Even with a fractured landscape, there are bands that persevere for ages without gaining the acclaim many believe is deserved. Though hyper-categorized, too many bands fall under each label for all of them to make an impact. It's unfortunate, but reality cannot be denied. Certain artists, no matter how many albums they make, no matter how much influence they wield, will always be legends of the underground.
Mark “The Shark” Shelton is one of those men, the driving force behind Manilla Road's decades long run as one of traditional metal's most dependable, yet forgotten bands. In the right circles, they are revered for the influence in creating an American metal scene that never bought into the need for faster and heavier music at every turn. Manilla Road is an institution, but one that finds itself almost like a secret society. It's impact is felt, even though no one may know its name.
And now we add Hellwell to the ledger, as Mark Shelton continues pounding out traditional heavy metal, so much so that he needs a second band to bring his vision to fruition. Hellwell is a different beast than Manilla Road, but the comparisons are both inevitable, and deserved. With the same creative force behind both bands, the changes in window dressing aren't going to be enough to make them feel like completely separate entities.
Keyboards are the major difference, taking on a prominent role in the mix, turning Hellwell into an unforeseen hybrid of Manilla Road and Deep Purple. It's not a combination that comes naturally to mind, and the resulting music doesn't give a satisfactory answer whether it's a noble experiment or not. There are moments throughout the record that make effective use of the extra layer of sound, but there are as many where they seem superfluous, tacked on because this band needed definition.
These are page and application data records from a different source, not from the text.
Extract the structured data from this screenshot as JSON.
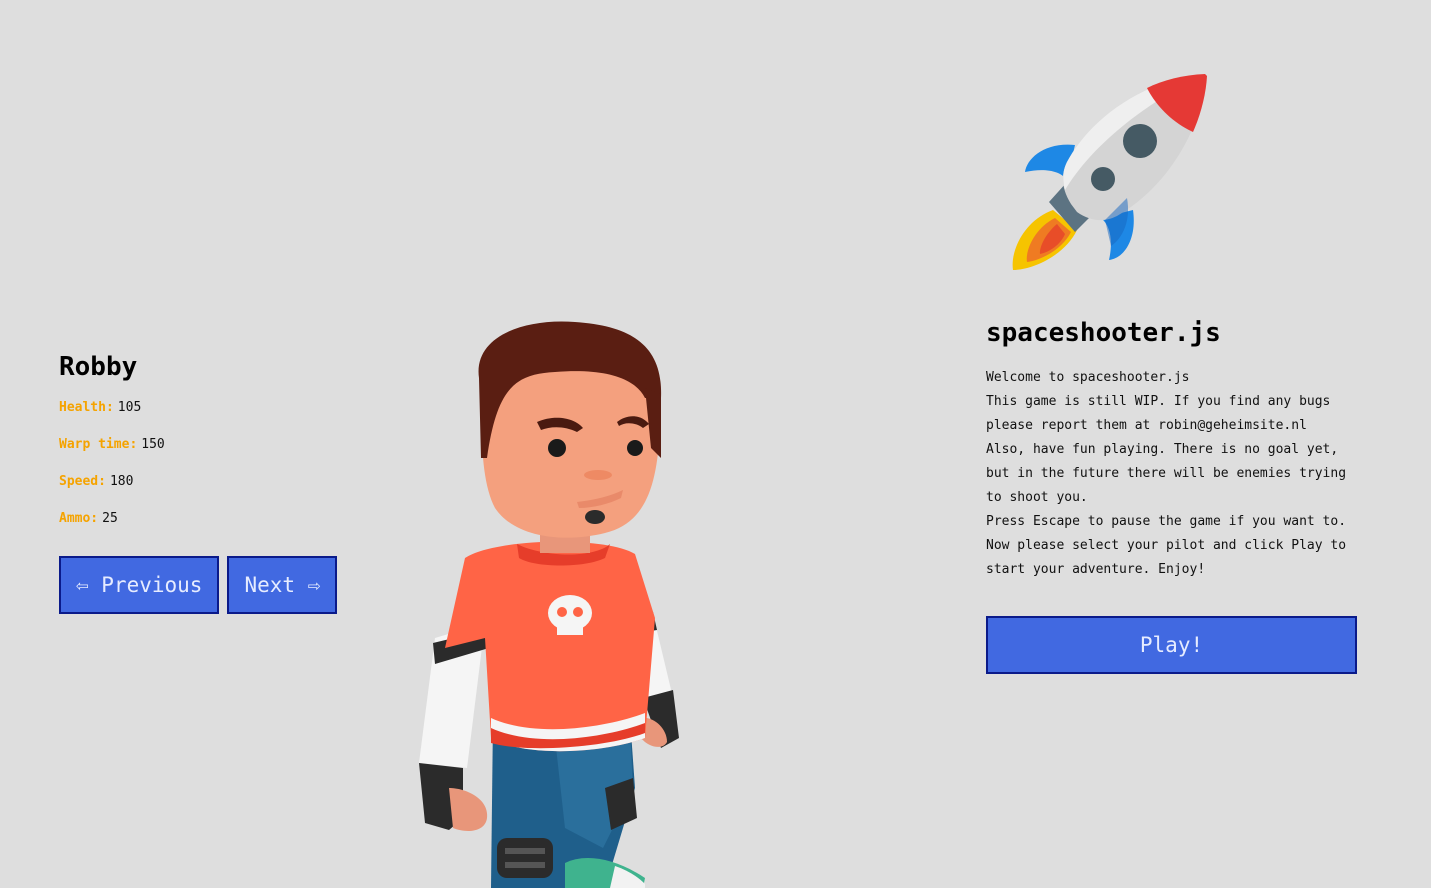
{
  "pilot": {
    "name": "Robby",
    "stats": [
      {
        "label": "Health:",
        "value": "105"
      },
      {
        "label": "Warp time:",
        "value": "150"
      },
      {
        "label": "Speed:",
        "value": "180"
      },
      {
        "label": "Ammo:",
        "value": "25"
      }
    ],
    "previous_label": "⇦ Previous",
    "next_label": "Next ⇨"
  },
  "game": {
    "title": "spaceshooter.js",
    "description": "Welcome to spaceshooter.js\nThis game is still WIP. If you find any bugs please report them at robin@geheimsite.nl\nAlso, have fun playing. There is no goal yet, but in the future there will be enemies trying to shoot you.\nPress Escape to pause the game if you want to.\nNow please select your pilot and click Play to start your adventure. Enjoy!",
    "play_label": "Play!"
  },
  "icons": {
    "logo": "rocket-icon",
    "character": "pilot-character"
  },
  "colors": {
    "background": "#dedede",
    "button": "#4169e1",
    "button_border": "#0a1a8a",
    "stat_label": "#f5a300"
  }
}
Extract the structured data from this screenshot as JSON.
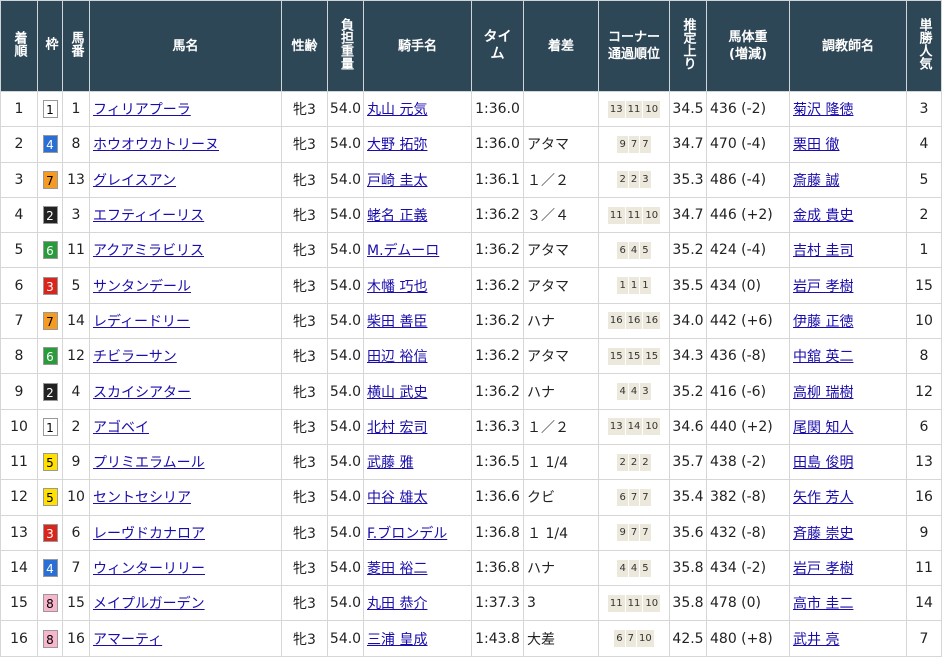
{
  "headers": {
    "rank": "着順",
    "waku": "枠",
    "num": "馬番",
    "horse": "馬名",
    "sexage": "性齢",
    "weight": "負担重量",
    "jockey": "騎手名",
    "time": "タイム",
    "margin": "着差",
    "corner": "コーナー通過順位",
    "last3f": "推定上り",
    "bodyweight": "馬体重(増減)",
    "trainer": "調教師名",
    "pop": "単勝人気"
  },
  "waku_colors": {
    "1": {
      "bg": "#ffffff",
      "fg": "#000000"
    },
    "2": {
      "bg": "#222222",
      "fg": "#ffffff"
    },
    "3": {
      "bg": "#d9261c",
      "fg": "#ffffff"
    },
    "4": {
      "bg": "#2a6fd6",
      "fg": "#ffffff"
    },
    "5": {
      "bg": "#ffe000",
      "fg": "#000000"
    },
    "6": {
      "bg": "#2a9b3a",
      "fg": "#ffffff"
    },
    "7": {
      "bg": "#f59a23",
      "fg": "#000000"
    },
    "8": {
      "bg": "#f7b6cc",
      "fg": "#000000"
    }
  },
  "rows": [
    {
      "rank": "1",
      "waku": "1",
      "num": "1",
      "horse": "フィリアプーラ",
      "sexage": "牝3",
      "weight": "54.0",
      "jockey": "丸山 元気",
      "time": "1:36.0",
      "margin": "",
      "corner": [
        "13",
        "11",
        "10"
      ],
      "last3f": "34.5",
      "bodyweight": "436 (-2)",
      "trainer": "菊沢 隆徳",
      "pop": "3"
    },
    {
      "rank": "2",
      "waku": "4",
      "num": "8",
      "horse": "ホウオウカトリーヌ",
      "sexage": "牝3",
      "weight": "54.0",
      "jockey": "大野 拓弥",
      "time": "1:36.0",
      "margin": "アタマ",
      "corner": [
        "9",
        "7",
        "7"
      ],
      "last3f": "34.7",
      "bodyweight": "470 (-4)",
      "trainer": "栗田 徹",
      "pop": "4"
    },
    {
      "rank": "3",
      "waku": "7",
      "num": "13",
      "horse": "グレイスアン",
      "sexage": "牝3",
      "weight": "54.0",
      "jockey": "戸崎 圭太",
      "time": "1:36.1",
      "margin": "１／２",
      "corner": [
        "2",
        "2",
        "3"
      ],
      "last3f": "35.3",
      "bodyweight": "486 (-4)",
      "trainer": "斎藤 誠",
      "pop": "5"
    },
    {
      "rank": "4",
      "waku": "2",
      "num": "3",
      "horse": "エフティイーリス",
      "sexage": "牝3",
      "weight": "54.0",
      "jockey": "蛯名 正義",
      "time": "1:36.2",
      "margin": "３／４",
      "corner": [
        "11",
        "11",
        "10"
      ],
      "last3f": "34.7",
      "bodyweight": "446 (+2)",
      "trainer": "金成 貴史",
      "pop": "2"
    },
    {
      "rank": "5",
      "waku": "6",
      "num": "11",
      "horse": "アクアミラビリス",
      "sexage": "牝3",
      "weight": "54.0",
      "jockey": "M.デムーロ",
      "time": "1:36.2",
      "margin": "アタマ",
      "corner": [
        "6",
        "4",
        "5"
      ],
      "last3f": "35.2",
      "bodyweight": "424 (-4)",
      "trainer": "吉村 圭司",
      "pop": "1"
    },
    {
      "rank": "6",
      "waku": "3",
      "num": "5",
      "horse": "サンタンデール",
      "sexage": "牝3",
      "weight": "54.0",
      "jockey": "木幡 巧也",
      "time": "1:36.2",
      "margin": "アタマ",
      "corner": [
        "1",
        "1",
        "1"
      ],
      "last3f": "35.5",
      "bodyweight": "434 (0)",
      "trainer": "岩戸 孝樹",
      "pop": "15"
    },
    {
      "rank": "7",
      "waku": "7",
      "num": "14",
      "horse": "レディードリー",
      "sexage": "牝3",
      "weight": "54.0",
      "jockey": "柴田 善臣",
      "time": "1:36.2",
      "margin": "ハナ",
      "corner": [
        "16",
        "16",
        "16"
      ],
      "last3f": "34.0",
      "bodyweight": "442 (+6)",
      "trainer": "伊藤 正徳",
      "pop": "10"
    },
    {
      "rank": "8",
      "waku": "6",
      "num": "12",
      "horse": "チビラーサン",
      "sexage": "牝3",
      "weight": "54.0",
      "jockey": "田辺 裕信",
      "time": "1:36.2",
      "margin": "アタマ",
      "corner": [
        "15",
        "15",
        "15"
      ],
      "last3f": "34.3",
      "bodyweight": "436 (-8)",
      "trainer": "中舘 英二",
      "pop": "8"
    },
    {
      "rank": "9",
      "waku": "2",
      "num": "4",
      "horse": "スカイシアター",
      "sexage": "牝3",
      "weight": "54.0",
      "jockey": "横山 武史",
      "time": "1:36.2",
      "margin": "ハナ",
      "corner": [
        "4",
        "4",
        "3"
      ],
      "last3f": "35.2",
      "bodyweight": "416 (-6)",
      "trainer": "高柳 瑞樹",
      "pop": "12"
    },
    {
      "rank": "10",
      "waku": "1",
      "num": "2",
      "horse": "アゴベイ",
      "sexage": "牝3",
      "weight": "54.0",
      "jockey": "北村 宏司",
      "time": "1:36.3",
      "margin": "１／２",
      "corner": [
        "13",
        "14",
        "10"
      ],
      "last3f": "34.6",
      "bodyweight": "440 (+2)",
      "trainer": "尾関 知人",
      "pop": "6"
    },
    {
      "rank": "11",
      "waku": "5",
      "num": "9",
      "horse": "プリミエラムール",
      "sexage": "牝3",
      "weight": "54.0",
      "jockey": "武藤 雅",
      "time": "1:36.5",
      "margin": "１ 1/4",
      "corner": [
        "2",
        "2",
        "2"
      ],
      "last3f": "35.7",
      "bodyweight": "438 (-2)",
      "trainer": "田島 俊明",
      "pop": "13"
    },
    {
      "rank": "12",
      "waku": "5",
      "num": "10",
      "horse": "セントセシリア",
      "sexage": "牝3",
      "weight": "54.0",
      "jockey": "中谷 雄太",
      "time": "1:36.6",
      "margin": "クビ",
      "corner": [
        "6",
        "7",
        "7"
      ],
      "last3f": "35.4",
      "bodyweight": "382 (-8)",
      "trainer": "矢作 芳人",
      "pop": "16"
    },
    {
      "rank": "13",
      "waku": "3",
      "num": "6",
      "horse": "レーヴドカナロア",
      "sexage": "牝3",
      "weight": "54.0",
      "jockey": "F.ブロンデル",
      "time": "1:36.8",
      "margin": "１ 1/4",
      "corner": [
        "9",
        "7",
        "7"
      ],
      "last3f": "35.6",
      "bodyweight": "432 (-8)",
      "trainer": "斉藤 崇史",
      "pop": "9"
    },
    {
      "rank": "14",
      "waku": "4",
      "num": "7",
      "horse": "ウィンターリリー",
      "sexage": "牝3",
      "weight": "54.0",
      "jockey": "菱田 裕二",
      "time": "1:36.8",
      "margin": "ハナ",
      "corner": [
        "4",
        "4",
        "5"
      ],
      "last3f": "35.8",
      "bodyweight": "434 (-2)",
      "trainer": "岩戸 孝樹",
      "pop": "11"
    },
    {
      "rank": "15",
      "waku": "8",
      "num": "15",
      "horse": "メイプルガーデン",
      "sexage": "牝3",
      "weight": "54.0",
      "jockey": "丸田 恭介",
      "time": "1:37.3",
      "margin": "3",
      "corner": [
        "11",
        "11",
        "10"
      ],
      "last3f": "35.8",
      "bodyweight": "478 (0)",
      "trainer": "高市 圭二",
      "pop": "14"
    },
    {
      "rank": "16",
      "waku": "8",
      "num": "16",
      "horse": "アマーティ",
      "sexage": "牝3",
      "weight": "54.0",
      "jockey": "三浦 皇成",
      "time": "1:43.8",
      "margin": "大差",
      "corner": [
        "6",
        "7",
        "10"
      ],
      "last3f": "42.5",
      "bodyweight": "480 (+8)",
      "trainer": "武井 亮",
      "pop": "7"
    }
  ]
}
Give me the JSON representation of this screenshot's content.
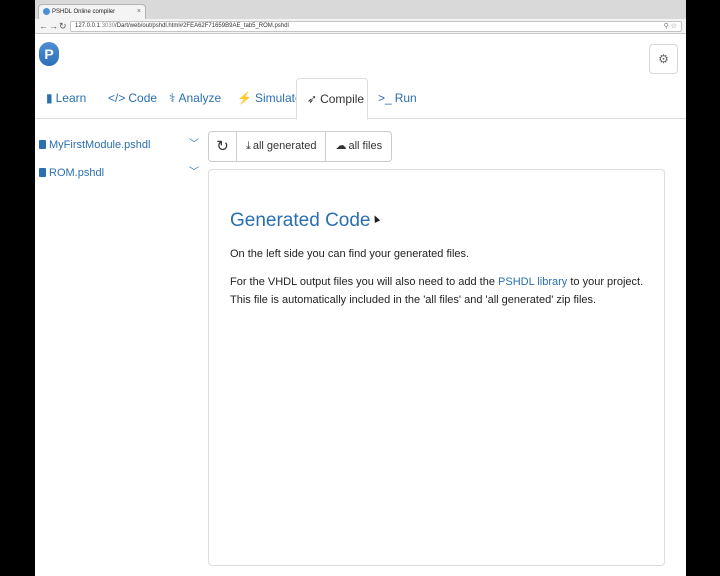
{
  "browser": {
    "tab_title": "PSHDL Online compiler",
    "url_host": "127.0.0.1",
    "url_port": ":3030",
    "url_path": "/Dart/web/out/pshdl.html#2FEA62F71659B9AE_tab5_ROM.pshdl",
    "back_icon": "arrow-left",
    "forward_icon": "arrow-right",
    "reload_icon": "reload"
  },
  "app": {
    "logo_letter": "P",
    "settings_icon": "gear"
  },
  "nav": {
    "tabs": [
      {
        "label": "Learn",
        "icon": "book",
        "glyph": "▮"
      },
      {
        "label": "Code",
        "icon": "code",
        "glyph": "</>"
      },
      {
        "label": "Analyze",
        "icon": "stethoscope",
        "glyph": "⚕"
      },
      {
        "label": "Simulate",
        "icon": "bolt",
        "glyph": "⚡"
      },
      {
        "label": "Compile",
        "icon": "rocket",
        "glyph": "➶"
      },
      {
        "label": "Run",
        "icon": "terminal",
        "glyph": ">_"
      }
    ],
    "active_tab": "Compile"
  },
  "sidebar": {
    "files": [
      {
        "name": "MyFirstModule.pshdl"
      },
      {
        "name": "ROM.pshdl"
      }
    ]
  },
  "toolbar": {
    "refresh_icon": "refresh",
    "refresh_glyph": "↻",
    "all_generated_label": "all generated",
    "all_generated_glyph": "⤓",
    "all_files_label": "all files",
    "all_files_glyph": "☁"
  },
  "panel": {
    "title": "Generated Code",
    "paragraph1": "On the left side you can find your generated files.",
    "paragraph2_before": "For the VHDL output files you will also need to add the ",
    "paragraph2_link": "PSHDL library",
    "paragraph2_after": " to your project. This file is automatically included in the 'all files' and 'all generated' zip files."
  }
}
“The Strange Case Of Henry Howard Holmes” roars out of the gates with growling organ sounds that aren't dissimilar to Jon Lord, underscoring the true story of a murderous doctor who built a hotel designed to kill its visitors. The story is fascinating, and a perfect subject for a metal band to tackle, but the song can't live up to the material. It's decent, but lacks the killer instinct necessary to be what it should.
Keeping in the tradition of Manilla Road, the sound of the album leaves much to be desired. Everything sounds dusty, slightly distorted, as if your speakers have been blown out. It's par for the course, and not the least bit out of character, but it does distract from the music. The guitars especially buzz with such ferocity that they overpower the keyboards, and make it difficult at times to make out what the riffs are actually doing.
“Deadly Nightshade” is a good traditional metal song, and the organ kicks in at just the right time to enhance the drama, but there's so much noise it takes great focus to enjoy the moment. Only when the riffs slow down and utilize empty space does the sound get tempered enough for the album to reach its potential. The rest of the time, you're left wondering what the songs would sound like with a production that didn't sound like a fifth generation cassette from twenty years ago.
It's a shame, really, that Hellwell wasn't used as a laboratory for Shelton to change up the sound of his recordings, because there's some good material that deserves to be heard in a better light. It doesn't match the power of legacy of Manilla Road's best works, nor is it as epic as that band's more recent efforts, but the scope and sound of roaring organs paired with the music is an interesting takeoff on the traditional metal sound. It's one that warrants further exploration, but in a manner that highlights what these elements can do, which is the exact opposite of “Beyond The Boundaries Of Sin”. It's a decent album that shoots itself in the foot at every turn.